Enslavers & the Enslaved
The study of these histories is necessarily complex, and the historical material (the primary sources) which scholars use to understand them are scattered across multiple regions, institutions, and collections. Understanding enslavers and the enslaved is also complicated since the former held the latter in bondage in part by controlling how enslaved people were documented and represented across various domains including art, culture, law, and politics.
The Absent Narrative
The strategic material deprivation, arduousness of labour, lack of leisure time, prohibitions on literacy, and the prolific use of corporal punishment, meant that the enslaved were almost universally blocked from leaving descriptions and representations of themselves and their communities. This means that although the archives are today full of documentation and cultural objects like business ledgers, slave ship cargo lists, personal correspondence, legislation, newspapers, bills of sale, hospital, and baptismal records, portraits, prints, and photographs, almost all of these types of sources were created by white people intent on maintaining or expanding slavery.

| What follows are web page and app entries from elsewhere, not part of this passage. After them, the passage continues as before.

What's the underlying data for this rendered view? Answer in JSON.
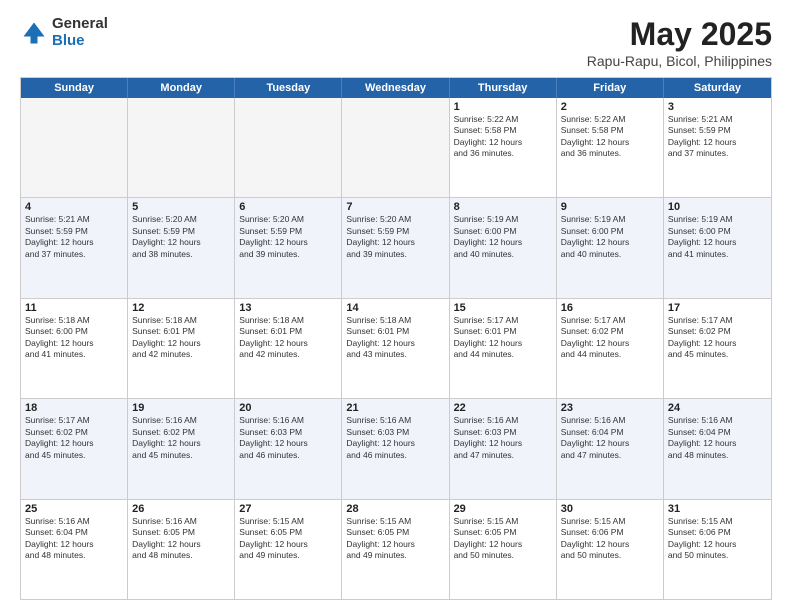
{
  "logo": {
    "general": "General",
    "blue": "Blue"
  },
  "title": "May 2025",
  "subtitle": "Rapu-Rapu, Bicol, Philippines",
  "days": [
    "Sunday",
    "Monday",
    "Tuesday",
    "Wednesday",
    "Thursday",
    "Friday",
    "Saturday"
  ],
  "weeks": [
    [
      {
        "day": "",
        "empty": true
      },
      {
        "day": "",
        "empty": true
      },
      {
        "day": "",
        "empty": true
      },
      {
        "day": "",
        "empty": true
      },
      {
        "day": "1",
        "line1": "Sunrise: 5:22 AM",
        "line2": "Sunset: 5:58 PM",
        "line3": "Daylight: 12 hours",
        "line4": "and 36 minutes."
      },
      {
        "day": "2",
        "line1": "Sunrise: 5:22 AM",
        "line2": "Sunset: 5:58 PM",
        "line3": "Daylight: 12 hours",
        "line4": "and 36 minutes."
      },
      {
        "day": "3",
        "line1": "Sunrise: 5:21 AM",
        "line2": "Sunset: 5:59 PM",
        "line3": "Daylight: 12 hours",
        "line4": "and 37 minutes."
      }
    ],
    [
      {
        "day": "4",
        "line1": "Sunrise: 5:21 AM",
        "line2": "Sunset: 5:59 PM",
        "line3": "Daylight: 12 hours",
        "line4": "and 37 minutes."
      },
      {
        "day": "5",
        "line1": "Sunrise: 5:20 AM",
        "line2": "Sunset: 5:59 PM",
        "line3": "Daylight: 12 hours",
        "line4": "and 38 minutes."
      },
      {
        "day": "6",
        "line1": "Sunrise: 5:20 AM",
        "line2": "Sunset: 5:59 PM",
        "line3": "Daylight: 12 hours",
        "line4": "and 39 minutes."
      },
      {
        "day": "7",
        "line1": "Sunrise: 5:20 AM",
        "line2": "Sunset: 5:59 PM",
        "line3": "Daylight: 12 hours",
        "line4": "and 39 minutes."
      },
      {
        "day": "8",
        "line1": "Sunrise: 5:19 AM",
        "line2": "Sunset: 6:00 PM",
        "line3": "Daylight: 12 hours",
        "line4": "and 40 minutes."
      },
      {
        "day": "9",
        "line1": "Sunrise: 5:19 AM",
        "line2": "Sunset: 6:00 PM",
        "line3": "Daylight: 12 hours",
        "line4": "and 40 minutes."
      },
      {
        "day": "10",
        "line1": "Sunrise: 5:19 AM",
        "line2": "Sunset: 6:00 PM",
        "line3": "Daylight: 12 hours",
        "line4": "and 41 minutes."
      }
    ],
    [
      {
        "day": "11",
        "line1": "Sunrise: 5:18 AM",
        "line2": "Sunset: 6:00 PM",
        "line3": "Daylight: 12 hours",
        "line4": "and 41 minutes."
      },
      {
        "day": "12",
        "line1": "Sunrise: 5:18 AM",
        "line2": "Sunset: 6:01 PM",
        "line3": "Daylight: 12 hours",
        "line4": "and 42 minutes."
      },
      {
        "day": "13",
        "line1": "Sunrise: 5:18 AM",
        "line2": "Sunset: 6:01 PM",
        "line3": "Daylight: 12 hours",
        "line4": "and 42 minutes."
      },
      {
        "day": "14",
        "line1": "Sunrise: 5:18 AM",
        "line2": "Sunset: 6:01 PM",
        "line3": "Daylight: 12 hours",
        "line4": "and 43 minutes."
      },
      {
        "day": "15",
        "line1": "Sunrise: 5:17 AM",
        "line2": "Sunset: 6:01 PM",
        "line3": "Daylight: 12 hours",
        "line4": "and 44 minutes."
      },
      {
        "day": "16",
        "line1": "Sunrise: 5:17 AM",
        "line2": "Sunset: 6:02 PM",
        "line3": "Daylight: 12 hours",
        "line4": "and 44 minutes."
      },
      {
        "day": "17",
        "line1": "Sunrise: 5:17 AM",
        "line2": "Sunset: 6:02 PM",
        "line3": "Daylight: 12 hours",
        "line4": "and 45 minutes."
      }
    ],
    [
      {
        "day": "18",
        "line1": "Sunrise: 5:17 AM",
        "line2": "Sunset: 6:02 PM",
        "line3": "Daylight: 12 hours",
        "line4": "and 45 minutes."
      },
      {
        "day": "19",
        "line1": "Sunrise: 5:16 AM",
        "line2": "Sunset: 6:02 PM",
        "line3": "Daylight: 12 hours",
        "line4": "and 45 minutes."
      },
      {
        "day": "20",
        "line1": "Sunrise: 5:16 AM",
        "line2": "Sunset: 6:03 PM",
        "line3": "Daylight: 12 hours",
        "line4": "and 46 minutes."
      },
      {
        "day": "21",
        "line1": "Sunrise: 5:16 AM",
        "line2": "Sunset: 6:03 PM",
        "line3": "Daylight: 12 hours",
        "line4": "and 46 minutes."
      },
      {
        "day": "22",
        "line1": "Sunrise: 5:16 AM",
        "line2": "Sunset: 6:03 PM",
        "line3": "Daylight: 12 hours",
        "line4": "and 47 minutes."
      },
      {
        "day": "23",
        "line1": "Sunrise: 5:16 AM",
        "line2": "Sunset: 6:04 PM",
        "line3": "Daylight: 12 hours",
        "line4": "and 47 minutes."
      },
      {
        "day": "24",
        "line1": "Sunrise: 5:16 AM",
        "line2": "Sunset: 6:04 PM",
        "line3": "Daylight: 12 hours",
        "line4": "and 48 minutes."
      }
    ],
    [
      {
        "day": "25",
        "line1": "Sunrise: 5:16 AM",
        "line2": "Sunset: 6:04 PM",
        "line3": "Daylight: 12 hours",
        "line4": "and 48 minutes."
      },
      {
        "day": "26",
        "line1": "Sunrise: 5:16 AM",
        "line2": "Sunset: 6:05 PM",
        "line3": "Daylight: 12 hours",
        "line4": "and 48 minutes."
      },
      {
        "day": "27",
        "line1": "Sunrise: 5:15 AM",
        "line2": "Sunset: 6:05 PM",
        "line3": "Daylight: 12 hours",
        "line4": "and 49 minutes."
      },
      {
        "day": "28",
        "line1": "Sunrise: 5:15 AM",
        "line2": "Sunset: 6:05 PM",
        "line3": "Daylight: 12 hours",
        "line4": "and 49 minutes."
      },
      {
        "day": "29",
        "line1": "Sunrise: 5:15 AM",
        "line2": "Sunset: 6:05 PM",
        "line3": "Daylight: 12 hours",
        "line4": "and 50 minutes."
      },
      {
        "day": "30",
        "line1": "Sunrise: 5:15 AM",
        "line2": "Sunset: 6:06 PM",
        "line3": "Daylight: 12 hours",
        "line4": "and 50 minutes."
      },
      {
        "day": "31",
        "line1": "Sunrise: 5:15 AM",
        "line2": "Sunset: 6:06 PM",
        "line3": "Daylight: 12 hours",
        "line4": "and 50 minutes."
      }
    ]
  ]
}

Meeting The Challenge
Researching slavery – especially in ways that centre the enslaved – is challenging and requires specialized knowledge and skills. BM’s Transatlantic Slavery Resources sheds light on what it takes to do this work, the questions that scholars are asking, and the ways they are seeking to engage with these difficult materials.